[Given entries — start]

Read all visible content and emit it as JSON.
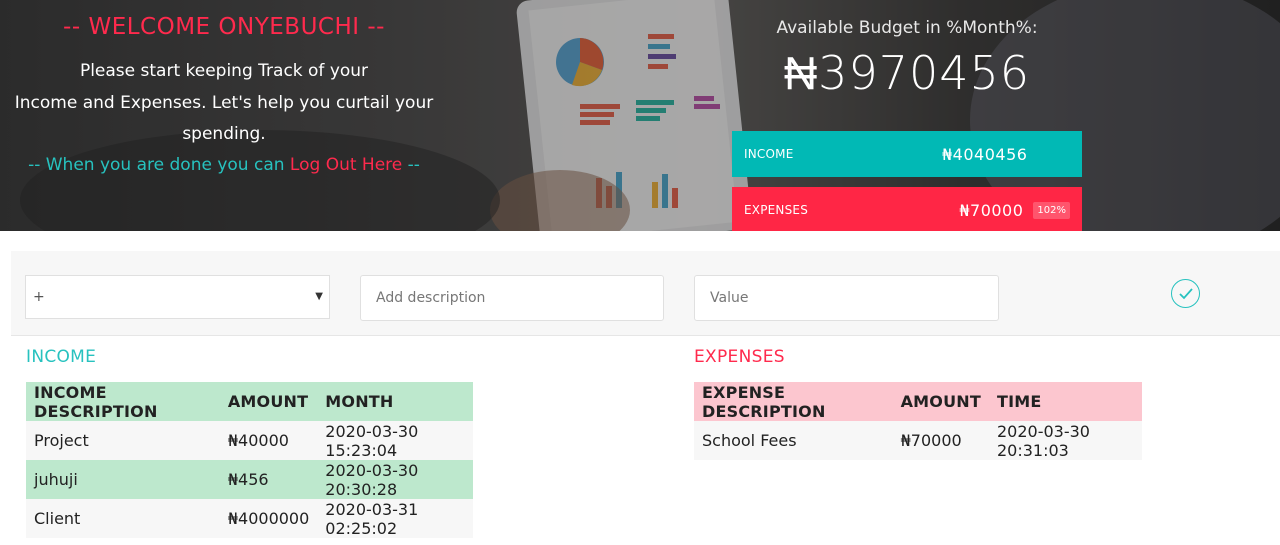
{
  "header": {
    "welcome": "-- WELCOME ONYEBUCHI --",
    "intro_line1": "Please start keeping Track of your",
    "intro_line2": "Income and Expenses. Let's help you curtail your",
    "intro_line3": "spending.",
    "logout_prefix": "-- When you are done you can ",
    "logout_link": "Log Out Here",
    "logout_suffix": " --"
  },
  "budget": {
    "title": "Available Budget in %Month%:",
    "value": "₦3970456"
  },
  "summary": {
    "income_label": "INCOME",
    "income_value": "₦4040456",
    "expenses_label": "EXPENSES",
    "expenses_value": "₦70000",
    "expenses_percent": "102%"
  },
  "add_form": {
    "type_value": "+",
    "description_placeholder": "Add description",
    "value_placeholder": "Value",
    "submit_icon": "check-circle-icon"
  },
  "income": {
    "title": "INCOME",
    "headers": [
      "INCOME DESCRIPTION",
      "AMOUNT",
      "MONTH"
    ],
    "rows": [
      [
        "Project",
        "₦40000",
        "2020-03-30 15:23:04"
      ],
      [
        "juhuji",
        "₦456",
        "2020-03-30 20:30:28"
      ],
      [
        "Client",
        "₦4000000",
        "2020-03-31 02:25:02"
      ]
    ]
  },
  "expenses": {
    "title": "EXPENSES",
    "headers": [
      "EXPENSE DESCRIPTION",
      "AMOUNT",
      "TIME"
    ],
    "rows": [
      [
        "School Fees",
        "₦70000",
        "2020-03-30 20:31:03"
      ]
    ]
  },
  "colors": {
    "accent_teal": "#27c2bf",
    "accent_red": "#ff2a4d",
    "income_row_green": "#bde8cd",
    "expense_header_pink": "#fcc6cf"
  }
}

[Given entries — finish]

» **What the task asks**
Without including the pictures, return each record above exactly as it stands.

» **Expected answer**
Read all visible content and emit it as JSON.
{
  "header": {
    "welcome": "-- WELCOME ONYEBUCHI --",
    "intro_line1": "Please start keeping Track of your",
    "intro_line2": "Income and Expenses. Let's help you curtail your",
    "intro_line3": "spending.",
    "logout_prefix": "-- When you are done you can ",
    "logout_link": "Log Out Here",
    "logout_suffix": " --"
  },
  "budget": {
    "title": "Available Budget in %Month%:",
    "value": "₦3970456"
  },
  "summary": {
    "income_label": "INCOME",
    "income_value": "₦4040456",
    "expenses_label": "EXPENSES",
    "expenses_value": "₦70000",
    "expenses_percent": "102%"
  },
  "add_form": {
    "type_value": "+",
    "description_placeholder": "Add description",
    "value_placeholder": "Value",
    "submit_icon": "check-circle-icon"
  },
  "income": {
    "title": "INCOME",
    "headers": [
      "INCOME DESCRIPTION",
      "AMOUNT",
      "MONTH"
    ],
    "rows": [
      [
        "Project",
        "₦40000",
        "2020-03-30 15:23:04"
      ],
      [
        "juhuji",
        "₦456",
        "2020-03-30 20:30:28"
      ],
      [
        "Client",
        "₦4000000",
        "2020-03-31 02:25:02"
      ]
    ]
  },
  "expenses": {
    "title": "EXPENSES",
    "headers": [
      "EXPENSE DESCRIPTION",
      "AMOUNT",
      "TIME"
    ],
    "rows": [
      [
        "School Fees",
        "₦70000",
        "2020-03-30 20:31:03"
      ]
    ]
  },
  "colors": {
    "accent_teal": "#27c2bf",
    "accent_red": "#ff2a4d",
    "income_row_green": "#bde8cd",
    "expense_header_pink": "#fcc6cf"
  }
}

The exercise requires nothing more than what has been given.